    IMO, the high source resistance of the bias supply, added to the very high resistance of the surface sputtered film conductor of the plastic film, creates a RC time constant of several seconds. Dr. West estimates about 10 seconds to reach equilibrium. While I agree that charging a capacitor from a low impedance source can result in a very high inrush current, with subsequent stress on the capacitor components, this is not the case with electrostatic speakers with their very long charging time constants, and minimal charging current.

    A factor that I do believe somewhat significant is the continued stress and ageing (if any) on the dielectric components subjected to a continuous high voltage field. While the air dielectric poses no degradation problem, the material used to frame and insulate the conductive film is of concern to me. For that reason alone, I unplug my five 845 speakers when not in use.
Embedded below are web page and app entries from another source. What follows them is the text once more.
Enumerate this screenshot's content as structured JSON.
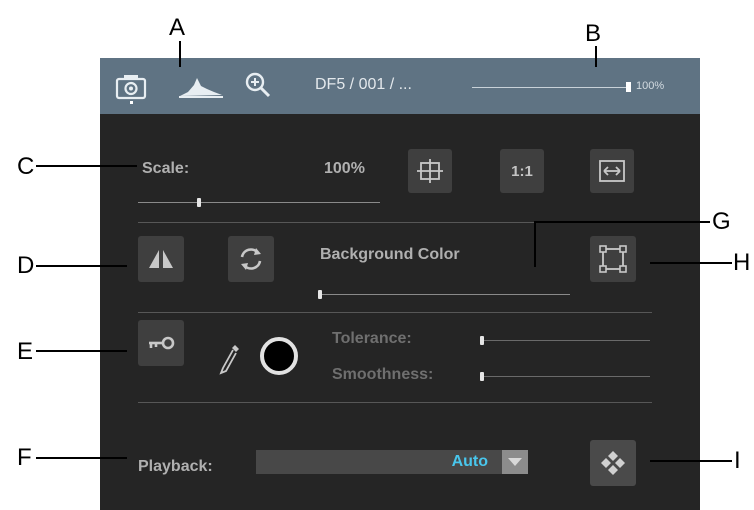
{
  "callouts": {
    "a": "A",
    "b": "B",
    "c": "C",
    "d": "D",
    "e": "E",
    "f": "F",
    "g": "G",
    "h": "H",
    "i": "I"
  },
  "topbar": {
    "breadcrumb": "DF5 / 001 / ...",
    "zoom_text": "100%",
    "zoom_fraction": 1.0,
    "active_tab": "camera",
    "icons": [
      "camera-icon",
      "histogram-icon",
      "zoom-icon"
    ]
  },
  "scale": {
    "label": "Scale:",
    "value_text": "100%",
    "slider_fraction": 0.25,
    "buttons": [
      "fit-frame-icon",
      "1:1",
      "fit-width-icon"
    ],
    "one_to_one_label": "1:1"
  },
  "background": {
    "label": "Background Color",
    "slider_fraction": 0.0,
    "icons": [
      "flip-horizontal-icon",
      "rotate-icon",
      "crop-frame-icon"
    ]
  },
  "keying": {
    "tolerance_label": "Tolerance:",
    "smoothness_label": "Smoothness:",
    "tolerance_fraction": 0.0,
    "smoothness_fraction": 0.0,
    "icons": [
      "key-icon",
      "eyedropper-icon",
      "color-swatch-icon"
    ],
    "swatch_color": "#000000"
  },
  "playback": {
    "label": "Playback:",
    "value": "Auto",
    "icons": [
      "chevron-down-icon",
      "diamond-icon"
    ]
  },
  "colors": {
    "panel_bg": "#252525",
    "topbar_bg": "#5f7383",
    "button_bg": "#3f3f3f",
    "accent": "#49c6ec"
  }
}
My brother, on the other hand, having 10 SoundLab M1’s in a large home theater system, leaves his running all the time, with no apparent degradation.

    As always, UMMV